its theatres. Aristophanes’ plays were often performed there. He kept Athenians smiling. Organization The organization of the theatre was set by stone coins. The stone coins matched the marking on the seat. Otherwise, it would be one huge argument on where to get the best seats. Historians suspect that they saved the front seats for the rich and important people. Giving less important people coins that were away from the front row would help save the seats for the more important people. Costumes and Masks The Greeks had masks that were made out of dried mud (clay). The costumes they had to go with them were made out of linen and once in a while they used silk. They used different colors to express the feeling of the play. The masks were also brightly colored so the people in

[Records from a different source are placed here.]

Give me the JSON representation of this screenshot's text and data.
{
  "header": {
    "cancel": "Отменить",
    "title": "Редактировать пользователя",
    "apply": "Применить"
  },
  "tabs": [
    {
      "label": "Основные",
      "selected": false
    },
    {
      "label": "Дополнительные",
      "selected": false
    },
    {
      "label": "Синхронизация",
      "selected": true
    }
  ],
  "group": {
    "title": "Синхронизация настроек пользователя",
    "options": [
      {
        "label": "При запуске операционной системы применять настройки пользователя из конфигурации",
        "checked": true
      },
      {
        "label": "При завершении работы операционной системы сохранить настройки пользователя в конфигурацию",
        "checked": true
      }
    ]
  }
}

the last row could see them. The eyes had to be very big and the nose had to be large enough to be seen. The masks were tied onto their faces by linen or woolen string. This way, the masks wouldn’t fall off while they were acting. Concluding Paragraph The Greek theatre was mainly for laughs, tears, and just plain entertainment. The stadium was built out on a mountainside, so it was steep. All could seat about 14,000 people! Because of that, the costumes had to be bright and exaggerated. But, sometimes they had to be dark, to fit the mood of the play. In order to see those costumes, you had to be a little closer. To prevent arguments on where to sit, they had stone coins to tell them the seating arrangement.